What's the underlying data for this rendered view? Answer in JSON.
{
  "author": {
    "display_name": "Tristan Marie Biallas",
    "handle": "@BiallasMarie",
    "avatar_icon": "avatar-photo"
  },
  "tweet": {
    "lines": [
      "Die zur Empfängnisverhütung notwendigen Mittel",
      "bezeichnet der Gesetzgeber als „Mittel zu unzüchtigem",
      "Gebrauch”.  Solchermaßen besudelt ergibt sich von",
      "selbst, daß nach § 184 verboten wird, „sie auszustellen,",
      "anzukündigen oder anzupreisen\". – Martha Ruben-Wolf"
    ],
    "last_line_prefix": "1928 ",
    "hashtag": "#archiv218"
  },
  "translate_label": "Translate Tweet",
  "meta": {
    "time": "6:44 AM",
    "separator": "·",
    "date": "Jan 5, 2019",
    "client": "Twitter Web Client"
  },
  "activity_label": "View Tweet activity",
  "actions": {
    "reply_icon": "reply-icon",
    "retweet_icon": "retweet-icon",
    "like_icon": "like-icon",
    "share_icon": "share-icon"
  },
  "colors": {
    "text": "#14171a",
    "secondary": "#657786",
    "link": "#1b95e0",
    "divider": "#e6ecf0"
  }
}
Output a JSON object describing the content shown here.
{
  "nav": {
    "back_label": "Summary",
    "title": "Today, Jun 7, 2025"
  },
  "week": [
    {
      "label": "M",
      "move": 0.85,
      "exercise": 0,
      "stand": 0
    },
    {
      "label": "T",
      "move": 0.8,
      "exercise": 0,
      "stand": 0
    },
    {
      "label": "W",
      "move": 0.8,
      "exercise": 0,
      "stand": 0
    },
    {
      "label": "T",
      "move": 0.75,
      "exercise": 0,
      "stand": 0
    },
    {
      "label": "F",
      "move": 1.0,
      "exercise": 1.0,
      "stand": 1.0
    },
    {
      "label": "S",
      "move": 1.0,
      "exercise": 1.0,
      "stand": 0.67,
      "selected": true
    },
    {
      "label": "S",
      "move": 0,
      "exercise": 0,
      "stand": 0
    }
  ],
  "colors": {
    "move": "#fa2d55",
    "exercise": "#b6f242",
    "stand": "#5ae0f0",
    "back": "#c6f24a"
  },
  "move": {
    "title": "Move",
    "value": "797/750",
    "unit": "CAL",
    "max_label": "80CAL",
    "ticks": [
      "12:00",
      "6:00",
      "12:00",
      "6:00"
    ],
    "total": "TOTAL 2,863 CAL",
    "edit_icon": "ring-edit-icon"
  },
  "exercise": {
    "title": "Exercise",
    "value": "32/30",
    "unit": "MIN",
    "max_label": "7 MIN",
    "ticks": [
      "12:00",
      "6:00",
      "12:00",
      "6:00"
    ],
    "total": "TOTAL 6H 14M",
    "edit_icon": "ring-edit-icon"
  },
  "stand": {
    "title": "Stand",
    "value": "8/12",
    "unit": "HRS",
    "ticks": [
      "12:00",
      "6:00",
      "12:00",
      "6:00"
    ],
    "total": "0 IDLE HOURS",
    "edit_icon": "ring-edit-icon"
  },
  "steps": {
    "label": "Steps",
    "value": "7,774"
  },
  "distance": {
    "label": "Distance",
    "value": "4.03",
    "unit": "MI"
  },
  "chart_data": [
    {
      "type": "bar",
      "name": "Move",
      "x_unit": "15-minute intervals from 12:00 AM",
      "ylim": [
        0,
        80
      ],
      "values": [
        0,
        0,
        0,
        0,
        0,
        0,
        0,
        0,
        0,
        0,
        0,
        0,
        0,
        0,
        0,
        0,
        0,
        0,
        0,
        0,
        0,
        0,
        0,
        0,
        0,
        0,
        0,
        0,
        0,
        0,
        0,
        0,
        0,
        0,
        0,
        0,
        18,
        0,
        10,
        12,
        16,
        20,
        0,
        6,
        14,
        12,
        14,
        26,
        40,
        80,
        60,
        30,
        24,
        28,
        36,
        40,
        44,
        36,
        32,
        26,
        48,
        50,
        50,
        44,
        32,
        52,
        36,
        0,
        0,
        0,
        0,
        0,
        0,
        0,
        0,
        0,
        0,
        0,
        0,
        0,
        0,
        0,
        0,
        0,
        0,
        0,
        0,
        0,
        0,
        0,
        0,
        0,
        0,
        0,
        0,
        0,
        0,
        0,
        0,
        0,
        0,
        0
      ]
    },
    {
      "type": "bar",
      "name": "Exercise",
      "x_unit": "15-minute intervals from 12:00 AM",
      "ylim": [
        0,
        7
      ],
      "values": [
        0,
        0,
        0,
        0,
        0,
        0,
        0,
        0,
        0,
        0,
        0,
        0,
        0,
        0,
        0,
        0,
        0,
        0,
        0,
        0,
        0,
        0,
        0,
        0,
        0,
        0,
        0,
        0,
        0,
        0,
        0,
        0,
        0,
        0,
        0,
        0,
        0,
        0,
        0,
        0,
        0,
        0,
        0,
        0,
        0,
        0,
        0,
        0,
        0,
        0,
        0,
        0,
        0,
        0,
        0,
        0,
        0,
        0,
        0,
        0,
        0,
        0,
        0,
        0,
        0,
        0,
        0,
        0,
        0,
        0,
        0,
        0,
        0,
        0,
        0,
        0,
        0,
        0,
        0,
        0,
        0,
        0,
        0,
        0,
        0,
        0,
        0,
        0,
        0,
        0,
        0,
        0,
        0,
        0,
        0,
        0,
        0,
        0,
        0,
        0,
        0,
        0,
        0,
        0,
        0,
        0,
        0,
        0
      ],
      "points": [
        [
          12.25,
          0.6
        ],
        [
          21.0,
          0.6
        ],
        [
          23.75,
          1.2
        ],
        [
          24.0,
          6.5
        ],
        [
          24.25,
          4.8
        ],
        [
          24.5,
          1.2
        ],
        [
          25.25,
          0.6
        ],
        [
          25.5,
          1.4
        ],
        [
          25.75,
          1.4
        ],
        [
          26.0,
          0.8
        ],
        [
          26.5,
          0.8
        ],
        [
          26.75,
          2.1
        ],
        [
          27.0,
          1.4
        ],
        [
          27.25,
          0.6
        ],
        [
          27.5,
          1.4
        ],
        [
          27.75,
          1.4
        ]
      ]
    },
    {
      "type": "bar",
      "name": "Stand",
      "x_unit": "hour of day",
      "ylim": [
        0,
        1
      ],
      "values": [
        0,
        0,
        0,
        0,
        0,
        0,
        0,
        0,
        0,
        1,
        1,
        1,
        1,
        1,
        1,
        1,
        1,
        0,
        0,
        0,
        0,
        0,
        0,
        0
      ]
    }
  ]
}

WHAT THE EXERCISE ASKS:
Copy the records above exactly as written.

ANSWER FOR THIS EXERCISE:
What's the underlying data for this rendered view? Answer in JSON.
{
  "author": {
    "display_name": "Tristan Marie Biallas",
    "handle": "@BiallasMarie",
    "avatar_icon": "avatar-photo"
  },
  "tweet": {
    "lines": [
      "Die zur Empfängnisverhütung notwendigen Mittel",
      "bezeichnet der Gesetzgeber als „Mittel zu unzüchtigem",
      "Gebrauch”.  Solchermaßen besudelt ergibt sich von",
      "selbst, daß nach § 184 verboten wird, „sie auszustellen,",
      "anzukündigen oder anzupreisen\". – Martha Ruben-Wolf"
    ],
    "last_line_prefix": "1928 ",
    "hashtag": "#archiv218"
  },
  "translate_label": "Translate Tweet",
  "meta": {
    "time": "6:44 AM",
    "separator": "·",
    "date": "Jan 5, 2019",
    "client": "Twitter Web Client"
  },
  "activity_label": "View Tweet activity",
  "actions": {
    "reply_icon": "reply-icon",
    "retweet_icon": "retweet-icon",
    "like_icon": "like-icon",
    "share_icon": "share-icon"
  },
  "colors": {
    "text": "#14171a",
    "secondary": "#657786",
    "link": "#1b95e0",
    "divider": "#e6ecf0"
  }
}
Output a JSON object describing the content shown here.
{
  "nav": {
    "back_label": "Summary",
    "title": "Today, Jun 7, 2025"
  },
  "week": [
    {
      "label": "M",
      "move": 0.85,
      "exercise": 0,
      "stand": 0
    },
    {
      "label": "T",
      "move": 0.8,
      "exercise": 0,
      "stand": 0
    },
    {
      "label": "W",
      "move": 0.8,
      "exercise": 0,
      "stand": 0
    },
    {
      "label": "T",
      "move": 0.75,
      "exercise": 0,
      "stand": 0
    },
    {
      "label": "F",
      "move": 1.0,
      "exercise": 1.0,
      "stand": 1.0
    },
    {
      "label": "S",
      "move": 1.0,
      "exercise": 1.0,
      "stand": 0.67,
      "selected": true
    },
    {
      "label": "S",
      "move": 0,
      "exercise": 0,
      "stand": 0
    }
  ],
  "colors": {
    "move": "#fa2d55",
    "exercise": "#b6f242",
    "stand": "#5ae0f0",
    "back": "#c6f24a"
  },
  "move": {
    "title": "Move",
    "value": "797/750",
    "unit": "CAL",
    "max_label": "80CAL",
    "ticks": [
      "12:00",
      "6:00",
      "12:00",
      "6:00"
    ],
    "total": "TOTAL 2,863 CAL",
    "edit_icon": "ring-edit-icon"
  },
  "exercise": {
    "title": "Exercise",
    "value": "32/30",
    "unit": "MIN",
    "max_label": "7 MIN",
    "ticks": [
      "12:00",
      "6:00",
      "12:00",
      "6:00"
    ],
    "total": "TOTAL 6H 14M",
    "edit_icon": "ring-edit-icon"
  },
  "stand": {
    "title": "Stand",
    "value": "8/12",
    "unit": "HRS",
    "ticks": [
      "12:00",
      "6:00",
      "12:00",
      "6:00"
    ],
    "total": "0 IDLE HOURS",
    "edit_icon": "ring-edit-icon"
  },
  "steps": {
    "label": "Steps",
    "value": "7,774"
  },
  "distance": {
    "label": "Distance",
    "value": "4.03",
    "unit": "MI"
  },
  "chart_data": [
    {
      "type": "bar",
      "name": "Move",
      "x_unit": "15-minute intervals from 12:00 AM",
      "ylim": [
        0,
        80
      ],
      "values": [
        0,
        0,
        0,
        0,
        0,
        0,
        0,
        0,
        0,
        0,
        0,
        0,
        0,
        0,
        0,
        0,
        0,
        0,
        0,
        0,
        0,
        0,
        0,
        0,
        0,
        0,
        0,
        0,
        0,
        0,
        0,
        0,
        0,
        0,
        0,
        0,
        18,
        0,
        10,
        12,
        16,
        20,
        0,
        6,
        14,
        12,
        14,
        26,
        40,
        80,
        60,
        30,
        24,
        28,
        36,
        40,
        44,
        36,
        32,
        26,
        48,
        50,
        50,
        44,
        32,
        52,
        36,
        0,
        0,
        0,
        0,
        0,
        0,
        0,
        0,
        0,
        0,
        0,
        0,
        0,
        0,
        0,
        0,
        0,
        0,
        0,
        0,
        0,
        0,
        0,
        0,
        0,
        0,
        0,
        0,
        0,
        0,
        0,
        0,
        0,
        0,
        0
      ]
    },
    {
      "type": "bar",
      "name": "Exercise",
      "x_unit": "15-minute intervals from 12:00 AM",
      "ylim": [
        0,
        7
      ],
      "values": [
        0,
        0,
        0,
        0,
        0,
        0,
        0,
        0,
        0,
        0,
        0,
        0,
        0,
        0,
        0,
        0,
        0,
        0,
        0,
        0,
        0,
        0,
        0,
        0,
        0,
        0,
        0,
        0,
        0,
        0,
        0,
        0,
        0,
        0,
        0,
        0,
        0,
        0,
        0,
        0,
        0,
        0,
        0,
        0,
        0,
        0,
        0,
        0,
        0,
        0,
        0,
        0,
        0,
        0,
        0,
        0,
        0,
        0,
        0,
        0,
        0,
        0,
        0,
        0,
        0,
        0,
        0,
        0,
        0,
        0,
        0,
        0,
        0,
        0,
        0,
        0,
        0,
        0,
        0,
        0,
        0,
        0,
        0,
        0,
        0,
        0,
        0,
        0,
        0,
        0,
        0,
        0,
        0,
        0,
        0,
        0,
        0,
        0,
        0,
        0,
        0,
        0,
        0,
        0,
        0,
        0,
        0,
        0
      ],
      "points": [
        [
          12.25,
          0.6
        ],
        [
          21.0,
          0.6
        ],
        [
          23.75,
          1.2
        ],
        [
          24.0,
          6.5
        ],
        [
          24.25,
          4.8
        ],
        [
          24.5,
          1.2
        ],
        [
          25.25,
          0.6
        ],
        [
          25.5,
          1.4
        ],
        [
          25.75,
          1.4
        ],
        [
          26.0,
          0.8
        ],
        [
          26.5,
          0.8
        ],
        [
          26.75,
          2.1
        ],
        [
          27.0,
          1.4
        ],
        [
          27.25,
          0.6
        ],
        [
          27.5,
          1.4
        ],
        [
          27.75,
          1.4
        ]
      ]
    },
    {
      "type": "bar",
      "name": "Stand",
      "x_unit": "hour of day",
      "ylim": [
        0,
        1
      ],
      "values": [
        0,
        0,
        0,
        0,
        0,
        0,
        0,
        0,
        0,
        1,
        1,
        1,
        1,
        1,
        1,
        1,
        1,
        0,
        0,
        0,
        0,
        0,
        0,
        0
      ]
    }
  ]
}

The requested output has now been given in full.